Component data from apps and pages
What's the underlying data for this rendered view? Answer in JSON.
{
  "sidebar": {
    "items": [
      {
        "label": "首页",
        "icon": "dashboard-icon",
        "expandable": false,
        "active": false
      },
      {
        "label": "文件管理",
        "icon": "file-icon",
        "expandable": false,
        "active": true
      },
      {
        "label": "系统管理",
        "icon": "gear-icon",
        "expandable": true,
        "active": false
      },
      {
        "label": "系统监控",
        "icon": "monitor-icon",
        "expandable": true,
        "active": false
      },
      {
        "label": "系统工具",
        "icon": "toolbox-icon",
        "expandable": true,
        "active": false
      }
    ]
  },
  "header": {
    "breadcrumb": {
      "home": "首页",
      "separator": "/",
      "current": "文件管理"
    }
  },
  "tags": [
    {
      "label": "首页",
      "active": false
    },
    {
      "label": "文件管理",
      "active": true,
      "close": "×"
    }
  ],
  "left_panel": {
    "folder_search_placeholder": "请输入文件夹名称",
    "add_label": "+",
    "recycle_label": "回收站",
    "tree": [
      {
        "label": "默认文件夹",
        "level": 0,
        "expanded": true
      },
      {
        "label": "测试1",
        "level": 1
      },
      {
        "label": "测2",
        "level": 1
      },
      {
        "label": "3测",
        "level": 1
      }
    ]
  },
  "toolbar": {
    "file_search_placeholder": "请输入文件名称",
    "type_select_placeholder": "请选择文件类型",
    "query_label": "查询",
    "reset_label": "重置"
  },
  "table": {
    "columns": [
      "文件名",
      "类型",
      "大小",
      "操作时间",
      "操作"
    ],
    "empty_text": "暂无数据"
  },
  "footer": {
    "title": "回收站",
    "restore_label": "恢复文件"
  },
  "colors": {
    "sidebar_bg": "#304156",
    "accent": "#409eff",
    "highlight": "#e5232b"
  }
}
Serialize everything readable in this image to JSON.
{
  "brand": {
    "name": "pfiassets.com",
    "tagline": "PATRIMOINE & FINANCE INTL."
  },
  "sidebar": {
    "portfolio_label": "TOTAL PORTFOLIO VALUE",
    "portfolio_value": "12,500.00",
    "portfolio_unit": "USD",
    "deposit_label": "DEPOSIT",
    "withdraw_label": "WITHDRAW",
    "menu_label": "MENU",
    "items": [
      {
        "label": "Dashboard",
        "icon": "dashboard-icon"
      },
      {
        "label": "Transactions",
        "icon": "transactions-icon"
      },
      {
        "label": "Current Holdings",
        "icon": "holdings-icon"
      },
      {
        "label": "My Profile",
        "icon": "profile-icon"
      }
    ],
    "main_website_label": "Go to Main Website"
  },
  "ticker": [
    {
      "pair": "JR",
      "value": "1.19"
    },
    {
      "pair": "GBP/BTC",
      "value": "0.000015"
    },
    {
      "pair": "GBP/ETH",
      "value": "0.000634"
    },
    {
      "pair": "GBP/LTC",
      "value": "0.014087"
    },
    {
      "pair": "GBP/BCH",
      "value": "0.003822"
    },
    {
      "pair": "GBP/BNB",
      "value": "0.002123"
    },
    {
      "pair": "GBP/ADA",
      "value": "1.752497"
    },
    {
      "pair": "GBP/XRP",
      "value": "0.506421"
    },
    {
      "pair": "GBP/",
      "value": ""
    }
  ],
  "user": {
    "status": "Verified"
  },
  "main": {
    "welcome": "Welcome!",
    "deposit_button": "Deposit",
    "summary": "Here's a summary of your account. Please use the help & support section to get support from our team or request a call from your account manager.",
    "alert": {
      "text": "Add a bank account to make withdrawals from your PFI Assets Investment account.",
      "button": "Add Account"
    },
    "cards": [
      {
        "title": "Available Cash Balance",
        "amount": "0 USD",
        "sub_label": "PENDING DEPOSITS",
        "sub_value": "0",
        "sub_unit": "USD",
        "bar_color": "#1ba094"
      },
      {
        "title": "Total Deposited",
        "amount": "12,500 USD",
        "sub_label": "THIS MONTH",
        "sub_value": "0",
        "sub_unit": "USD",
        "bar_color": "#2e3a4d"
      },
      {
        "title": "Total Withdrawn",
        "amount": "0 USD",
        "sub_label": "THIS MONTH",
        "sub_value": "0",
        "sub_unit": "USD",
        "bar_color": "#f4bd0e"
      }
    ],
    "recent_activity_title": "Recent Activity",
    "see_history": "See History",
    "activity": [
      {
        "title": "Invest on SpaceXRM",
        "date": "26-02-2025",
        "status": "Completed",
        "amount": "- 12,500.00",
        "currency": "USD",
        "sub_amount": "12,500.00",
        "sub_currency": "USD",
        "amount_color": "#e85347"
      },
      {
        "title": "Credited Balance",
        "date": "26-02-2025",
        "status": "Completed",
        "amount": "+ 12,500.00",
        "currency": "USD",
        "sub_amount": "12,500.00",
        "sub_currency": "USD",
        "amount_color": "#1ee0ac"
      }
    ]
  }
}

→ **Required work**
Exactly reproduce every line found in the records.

→ **Your response**
What's the underlying data for this rendered view? Answer in JSON.
{
  "sidebar": {
    "items": [
      {
        "label": "首页",
        "icon": "dashboard-icon",
        "expandable": false,
        "active": false
      },
      {
        "label": "文件管理",
        "icon": "file-icon",
        "expandable": false,
        "active": true
      },
      {
        "label": "系统管理",
        "icon": "gear-icon",
        "expandable": true,
        "active": false
      },
      {
        "label": "系统监控",
        "icon": "monitor-icon",
        "expandable": true,
        "active": false
      },
      {
        "label": "系统工具",
        "icon": "toolbox-icon",
        "expandable": true,
        "active": false
      }
    ]
  },
  "header": {
    "breadcrumb": {
      "home": "首页",
      "separator": "/",
      "current": "文件管理"
    }
  },
  "tags": [
    {
      "label": "首页",
      "active": false
    },
    {
      "label": "文件管理",
      "active": true,
      "close": "×"
    }
  ],
  "left_panel": {
    "folder_search_placeholder": "请输入文件夹名称",
    "add_label": "+",
    "recycle_label": "回收站",
    "tree": [
      {
        "label": "默认文件夹",
        "level": 0,
        "expanded": true
      },
      {
        "label": "测试1",
        "level": 1
      },
      {
        "label": "测2",
        "level": 1
      },
      {
        "label": "3测",
        "level": 1
      }
    ]
  },
  "toolbar": {
    "file_search_placeholder": "请输入文件名称",
    "type_select_placeholder": "请选择文件类型",
    "query_label": "查询",
    "reset_label": "重置"
  },
  "table": {
    "columns": [
      "文件名",
      "类型",
      "大小",
      "操作时间",
      "操作"
    ],
    "empty_text": "暂无数据"
  },
  "footer": {
    "title": "回收站",
    "restore_label": "恢复文件"
  },
  "colors": {
    "sidebar_bg": "#304156",
    "accent": "#409eff",
    "highlight": "#e5232b"
  }
}
Serialize everything readable in this image to JSON.
{
  "brand": {
    "name": "pfiassets.com",
    "tagline": "PATRIMOINE & FINANCE INTL."
  },
  "sidebar": {
    "portfolio_label": "TOTAL PORTFOLIO VALUE",
    "portfolio_value": "12,500.00",
    "portfolio_unit": "USD",
    "deposit_label": "DEPOSIT",
    "withdraw_label": "WITHDRAW",
    "menu_label": "MENU",
    "items": [
      {
        "label": "Dashboard",
        "icon": "dashboard-icon"
      },
      {
        "label": "Transactions",
        "icon": "transactions-icon"
      },
      {
        "label": "Current Holdings",
        "icon": "holdings-icon"
      },
      {
        "label": "My Profile",
        "icon": "profile-icon"
      }
    ],
    "main_website_label": "Go to Main Website"
  },
  "ticker": [
    {
      "pair": "JR",
      "value": "1.19"
    },
    {
      "pair": "GBP/BTC",
      "value": "0.000015"
    },
    {
      "pair": "GBP/ETH",
      "value": "0.000634"
    },
    {
      "pair": "GBP/LTC",
      "value": "0.014087"
    },
    {
      "pair": "GBP/BCH",
      "value": "0.003822"
    },
    {
      "pair": "GBP/BNB",
      "value": "0.002123"
    },
    {
      "pair": "GBP/ADA",
      "value": "1.752497"
    },
    {
      "pair": "GBP/XRP",
      "value": "0.506421"
    },
    {
      "pair": "GBP/",
      "value": ""
    }
  ],
  "user": {
    "status": "Verified"
  },
  "main": {
    "welcome": "Welcome!",
    "deposit_button": "Deposit",
    "summary": "Here's a summary of your account. Please use the help & support section to get support from our team or request a call from your account manager.",
    "alert": {
      "text": "Add a bank account to make withdrawals from your PFI Assets Investment account.",
      "button": "Add Account"
    },
    "cards": [
      {
        "title": "Available Cash Balance",
        "amount": "0 USD",
        "sub_label": "PENDING DEPOSITS",
        "sub_value": "0",
        "sub_unit": "USD",
        "bar_color": "#1ba094"
      },
      {
        "title": "Total Deposited",
        "amount": "12,500 USD",
        "sub_label": "THIS MONTH",
        "sub_value": "0",
        "sub_unit": "USD",
        "bar_color": "#2e3a4d"
      },
      {
        "title": "Total Withdrawn",
        "amount": "0 USD",
        "sub_label": "THIS MONTH",
        "sub_value": "0",
        "sub_unit": "USD",
        "bar_color": "#f4bd0e"
      }
    ],
    "recent_activity_title": "Recent Activity",
    "see_history": "See History",
    "activity": [
      {
        "title": "Invest on SpaceXRM",
        "date": "26-02-2025",
        "status": "Completed",
        "amount": "- 12,500.00",
        "currency": "USD",
        "sub_amount": "12,500.00",
        "sub_currency": "USD",
        "amount_color": "#e85347"
      },
      {
        "title": "Credited Balance",
        "date": "26-02-2025",
        "status": "Completed",
        "amount": "+ 12,500.00",
        "currency": "USD",
        "sub_amount": "12,500.00",
        "sub_currency": "USD",
        "amount_color": "#1ee0ac"
      }
    ]
  }
}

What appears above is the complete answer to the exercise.